◆ TASK DESCRIPTION ◆
An exact copy of the entries is required, with every image omitted.

◆ DATASET RECORDS ◆
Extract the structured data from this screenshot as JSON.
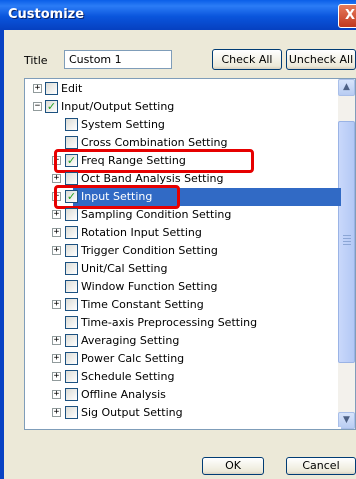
{
  "window": {
    "title": "Customize",
    "close_glyph": "X"
  },
  "form": {
    "title_label": "Title",
    "title_value": "Custom 1"
  },
  "buttons": {
    "check_all": "Check All",
    "uncheck_all": "Uncheck All",
    "ok": "OK",
    "cancel": "Cancel"
  },
  "tree": {
    "items": [
      {
        "label": "Edit",
        "level": 0,
        "expander": "+",
        "checked": false
      },
      {
        "label": "Input/Output Setting",
        "level": 0,
        "expander": "−",
        "checked": true
      },
      {
        "label": "System Setting",
        "level": 1,
        "expander": "",
        "checked": false
      },
      {
        "label": "Cross Combination Setting",
        "level": 1,
        "expander": "",
        "checked": false
      },
      {
        "label": "Freq Range Setting",
        "level": 1,
        "expander": "+",
        "checked": true,
        "highlighted": true
      },
      {
        "label": "Oct Band Analysis Setting",
        "level": 1,
        "expander": "+",
        "checked": false
      },
      {
        "label": "Input Setting",
        "level": 1,
        "expander": "+",
        "checked": true,
        "selected": true,
        "highlighted": true
      },
      {
        "label": "Sampling Condition Setting",
        "level": 1,
        "expander": "+",
        "checked": false
      },
      {
        "label": "Rotation Input Setting",
        "level": 1,
        "expander": "+",
        "checked": false
      },
      {
        "label": "Trigger Condition Setting",
        "level": 1,
        "expander": "+",
        "checked": false
      },
      {
        "label": "Unit/Cal Setting",
        "level": 1,
        "expander": "",
        "checked": false
      },
      {
        "label": "Window Function Setting",
        "level": 1,
        "expander": "",
        "checked": false
      },
      {
        "label": "Time Constant Setting",
        "level": 1,
        "expander": "+",
        "checked": false
      },
      {
        "label": "Time-axis Preprocessing Setting",
        "level": 1,
        "expander": "",
        "checked": false
      },
      {
        "label": "Averaging Setting",
        "level": 1,
        "expander": "+",
        "checked": false
      },
      {
        "label": "Power Calc Setting",
        "level": 1,
        "expander": "+",
        "checked": false
      },
      {
        "label": "Schedule Setting",
        "level": 1,
        "expander": "+",
        "checked": false
      },
      {
        "label": "Offline Analysis",
        "level": 1,
        "expander": "+",
        "checked": false
      },
      {
        "label": "Sig Output Setting",
        "level": 1,
        "expander": "+",
        "checked": false
      }
    ]
  },
  "scrollbar": {
    "up_glyph": "▲",
    "down_glyph": "▼"
  },
  "colors": {
    "selection": "#316ac5",
    "highlight_box": "#e60000",
    "titlebar": "#0a55dc",
    "check": "#21a121"
  }
}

◆ SOLUTION FOR THIS TASK ◆
Extract the structured data from this screenshot as JSON.
{
  "window": {
    "title": "Customize",
    "close_glyph": "X"
  },
  "form": {
    "title_label": "Title",
    "title_value": "Custom 1"
  },
  "buttons": {
    "check_all": "Check All",
    "uncheck_all": "Uncheck All",
    "ok": "OK",
    "cancel": "Cancel"
  },
  "tree": {
    "items": [
      {
        "label": "Edit",
        "level": 0,
        "expander": "+",
        "checked": false
      },
      {
        "label": "Input/Output Setting",
        "level": 0,
        "expander": "−",
        "checked": true
      },
      {
        "label": "System Setting",
        "level": 1,
        "expander": "",
        "checked": false
      },
      {
        "label": "Cross Combination Setting",
        "level": 1,
        "expander": "",
        "checked": false
      },
      {
        "label": "Freq Range Setting",
        "level": 1,
        "expander": "+",
        "checked": true,
        "highlighted": true
      },
      {
        "label": "Oct Band Analysis Setting",
        "level": 1,
        "expander": "+",
        "checked": false
      },
      {
        "label": "Input Setting",
        "level": 1,
        "expander": "+",
        "checked": true,
        "selected": true,
        "highlighted": true
      },
      {
        "label": "Sampling Condition Setting",
        "level": 1,
        "expander": "+",
        "checked": false
      },
      {
        "label": "Rotation Input Setting",
        "level": 1,
        "expander": "+",
        "checked": false
      },
      {
        "label": "Trigger Condition Setting",
        "level": 1,
        "expander": "+",
        "checked": false
      },
      {
        "label": "Unit/Cal Setting",
        "level": 1,
        "expander": "",
        "checked": false
      },
      {
        "label": "Window Function Setting",
        "level": 1,
        "expander": "",
        "checked": false
      },
      {
        "label": "Time Constant Setting",
        "level": 1,
        "expander": "+",
        "checked": false
      },
      {
        "label": "Time-axis Preprocessing Setting",
        "level": 1,
        "expander": "",
        "checked": false
      },
      {
        "label": "Averaging Setting",
        "level": 1,
        "expander": "+",
        "checked": false
      },
      {
        "label": "Power Calc Setting",
        "level": 1,
        "expander": "+",
        "checked": false
      },
      {
        "label": "Schedule Setting",
        "level": 1,
        "expander": "+",
        "checked": false
      },
      {
        "label": "Offline Analysis",
        "level": 1,
        "expander": "+",
        "checked": false
      },
      {
        "label": "Sig Output Setting",
        "level": 1,
        "expander": "+",
        "checked": false
      }
    ]
  },
  "scrollbar": {
    "up_glyph": "▲",
    "down_glyph": "▼"
  },
  "colors": {
    "selection": "#316ac5",
    "highlight_box": "#e60000",
    "titlebar": "#0a55dc",
    "check": "#21a121"
  }
}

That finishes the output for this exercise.